A small proportion of patients with Parkinson’s disease (PD), chronically under dopamine replacement therapy, may undergo an addiction-like behavioral disturbance, named dopamine dysregulation syndrome (DDS). This behavioral disorder is characterized by the increase of doses beyond those required for motor control, and its management remains difficult; thus, early recognition and careful monitoring of at-risk individuals are crucial. We report the cases of two PD patients with a previous unsatisfactory switching from an immediate release (IR) to an extended release (ER) pramipexole formulation who developed DDS. PD patients unsatisfactorily switched from an IR to an ER formulation of dopamine agonists should be considered as at-risk individuals for DDS development.
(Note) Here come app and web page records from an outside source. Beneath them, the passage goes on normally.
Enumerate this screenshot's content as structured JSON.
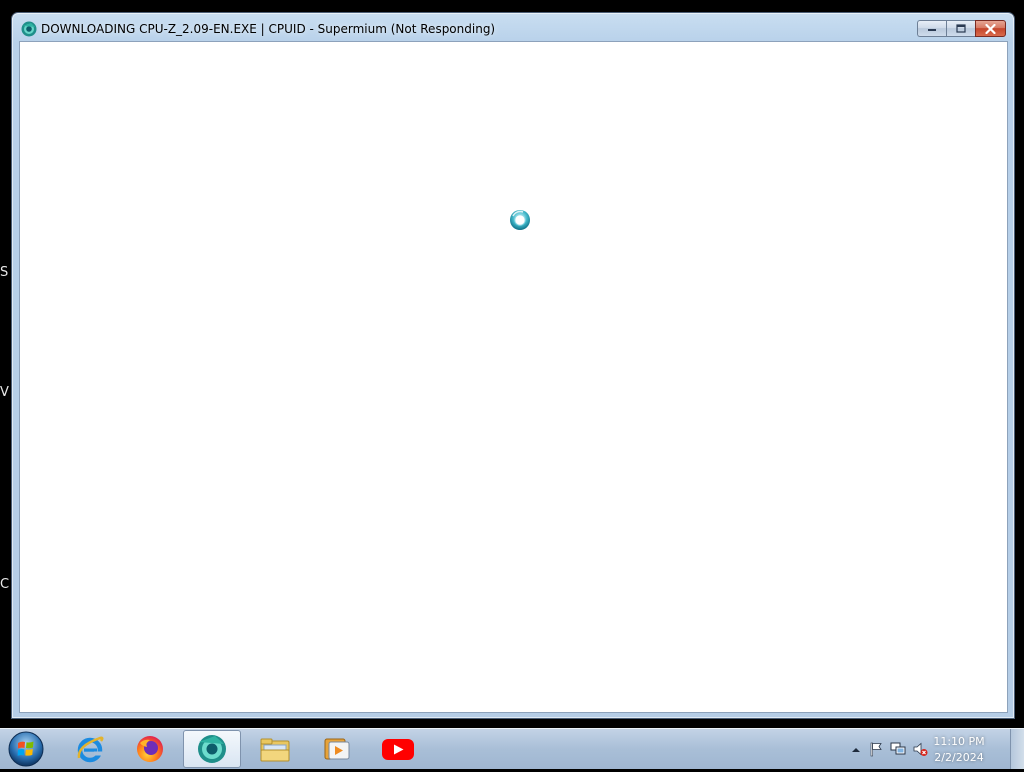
{
  "window": {
    "title": "DOWNLOADING CPU-Z_2.09-EN.EXE | CPUID - Supermium (Not Responding)",
    "icon": "supermium-browser-icon",
    "buttons": [
      "minimize",
      "maximize",
      "close"
    ]
  },
  "content": {
    "state": "loading",
    "spinner": "busy-spinner-icon"
  },
  "desktop_glimpse": [
    "S",
    "V",
    "C"
  ],
  "taskbar": {
    "start": "windows-start-orb",
    "pinned": [
      {
        "name": "internet-explorer",
        "active": false
      },
      {
        "name": "firefox",
        "active": false
      },
      {
        "name": "supermium",
        "active": true
      },
      {
        "name": "file-explorer",
        "active": false
      },
      {
        "name": "media-player",
        "active": false
      },
      {
        "name": "youtube",
        "active": false
      }
    ],
    "tray": {
      "icons": [
        "show-hidden-icons-arrow",
        "action-center-flag",
        "network-icon",
        "volume-muted-icon"
      ],
      "time": "11:10 PM",
      "date": "2/2/2024"
    }
  },
  "colors": {
    "window_frame": "#b8d1ea",
    "taskbar": "#a9bfd7",
    "close_button": "#c4452b",
    "youtube_red": "#ff0000"
  }
}
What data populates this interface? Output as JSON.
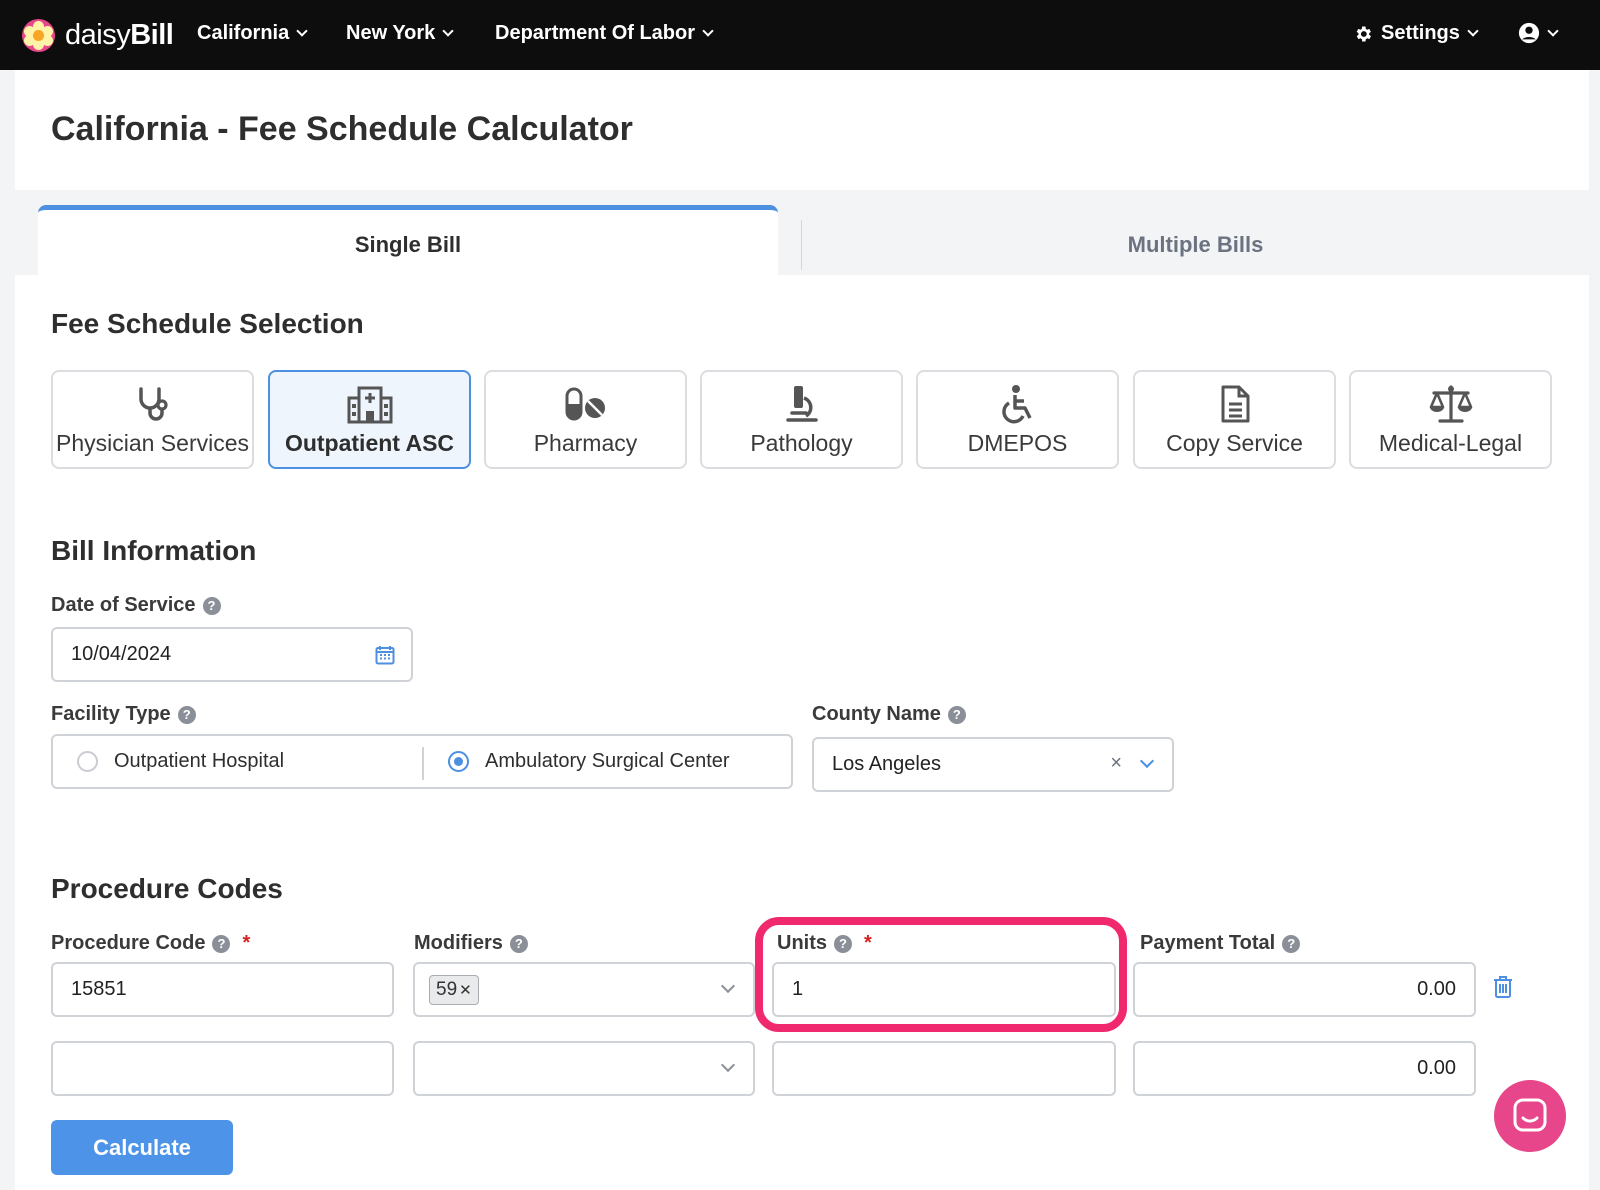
{
  "nav": {
    "brand_prefix": "daisy",
    "brand_suffix": "Bill",
    "items": [
      {
        "label": "California"
      },
      {
        "label": "New York"
      },
      {
        "label": "Department Of Labor"
      }
    ],
    "settings_label": "Settings"
  },
  "page": {
    "title": "California - Fee Schedule Calculator"
  },
  "tabs": [
    {
      "label": "Single Bill",
      "active": true
    },
    {
      "label": "Multiple Bills",
      "active": false
    }
  ],
  "fee_schedule": {
    "title": "Fee Schedule Selection",
    "options": [
      {
        "label": "Physician Services",
        "icon": "stethoscope-icon",
        "active": false
      },
      {
        "label": "Outpatient ASC",
        "icon": "hospital-icon",
        "active": true
      },
      {
        "label": "Pharmacy",
        "icon": "pills-icon",
        "active": false
      },
      {
        "label": "Pathology",
        "icon": "microscope-icon",
        "active": false
      },
      {
        "label": "DMEPOS",
        "icon": "wheelchair-icon",
        "active": false
      },
      {
        "label": "Copy Service",
        "icon": "document-icon",
        "active": false
      },
      {
        "label": "Medical-Legal",
        "icon": "scale-icon",
        "active": false
      }
    ]
  },
  "bill_info": {
    "title": "Bill Information",
    "date_label": "Date of Service",
    "date_value": "10/04/2024",
    "facility_label": "Facility Type",
    "facility_options": [
      {
        "label": "Outpatient Hospital",
        "selected": false
      },
      {
        "label": "Ambulatory Surgical Center",
        "selected": true
      }
    ],
    "county_label": "County Name",
    "county_value": "Los Angeles"
  },
  "procedure": {
    "title": "Procedure Codes",
    "headers": {
      "code": "Procedure Code",
      "modifiers": "Modifiers",
      "units": "Units",
      "payment": "Payment Total"
    },
    "required_mark": "*",
    "rows": [
      {
        "code": "15851",
        "modifiers": [
          "59"
        ],
        "units": "1",
        "payment": "0.00"
      },
      {
        "code": "",
        "modifiers": [],
        "units": "",
        "payment": "0.00"
      }
    ],
    "calculate_label": "Calculate"
  },
  "colors": {
    "accent": "#4d8fe0",
    "highlight": "#f0286e",
    "brand_pink": "#e8468a",
    "nav_bg": "#0d0d0d"
  }
}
<![CDATA[Value of diffusion-weighted imaging in hypoglycemic encephalopathy]]> ]]> <![CDATA[Response to rituximab in an anti-muscle-specific receptor tyrosine kinase- and anti-acetylcholine recepto-double-positive myasthenia gravis patient concomitant with follicular dendritic cell sarcoma]]> ]]>